→ TASK DESCRIPTION: From the listing below, count the lines where the string "JSON" occurs. Give the number, with no other words.

→ DATA SUPPLIED:

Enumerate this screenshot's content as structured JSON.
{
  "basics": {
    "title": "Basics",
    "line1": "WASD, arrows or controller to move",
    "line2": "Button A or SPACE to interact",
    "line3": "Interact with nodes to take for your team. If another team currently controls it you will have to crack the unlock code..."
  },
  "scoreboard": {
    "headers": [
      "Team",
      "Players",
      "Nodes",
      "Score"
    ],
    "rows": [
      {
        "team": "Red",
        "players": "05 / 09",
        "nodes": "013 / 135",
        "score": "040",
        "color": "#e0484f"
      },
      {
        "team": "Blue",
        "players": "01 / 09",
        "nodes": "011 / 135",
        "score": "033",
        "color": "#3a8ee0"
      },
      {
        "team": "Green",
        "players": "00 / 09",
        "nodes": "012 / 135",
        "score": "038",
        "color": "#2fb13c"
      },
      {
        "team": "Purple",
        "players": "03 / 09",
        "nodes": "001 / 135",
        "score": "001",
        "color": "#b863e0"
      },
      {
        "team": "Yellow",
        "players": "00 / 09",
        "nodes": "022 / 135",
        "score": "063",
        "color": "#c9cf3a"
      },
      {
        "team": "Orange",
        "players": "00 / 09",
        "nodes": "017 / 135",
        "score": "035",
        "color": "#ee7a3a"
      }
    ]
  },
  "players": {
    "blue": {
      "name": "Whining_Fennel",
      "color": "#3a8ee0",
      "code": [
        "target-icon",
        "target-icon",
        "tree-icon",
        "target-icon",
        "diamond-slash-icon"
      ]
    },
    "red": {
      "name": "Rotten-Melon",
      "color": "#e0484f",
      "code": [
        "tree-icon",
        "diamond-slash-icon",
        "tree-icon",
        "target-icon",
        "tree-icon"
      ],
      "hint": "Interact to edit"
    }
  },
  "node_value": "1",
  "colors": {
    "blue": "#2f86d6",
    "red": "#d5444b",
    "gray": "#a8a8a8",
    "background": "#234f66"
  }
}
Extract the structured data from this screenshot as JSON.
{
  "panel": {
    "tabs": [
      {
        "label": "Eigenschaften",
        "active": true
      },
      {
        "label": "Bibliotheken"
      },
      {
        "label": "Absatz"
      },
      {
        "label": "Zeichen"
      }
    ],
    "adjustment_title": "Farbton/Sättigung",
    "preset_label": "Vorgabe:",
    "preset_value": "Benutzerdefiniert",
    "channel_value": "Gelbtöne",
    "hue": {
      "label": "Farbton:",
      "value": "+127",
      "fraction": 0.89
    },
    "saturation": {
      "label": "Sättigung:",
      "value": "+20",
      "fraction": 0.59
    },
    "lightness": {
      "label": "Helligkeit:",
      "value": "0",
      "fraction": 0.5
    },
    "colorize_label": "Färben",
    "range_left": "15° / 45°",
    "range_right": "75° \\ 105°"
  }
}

→ RESPONSE TO THIS TASK: 2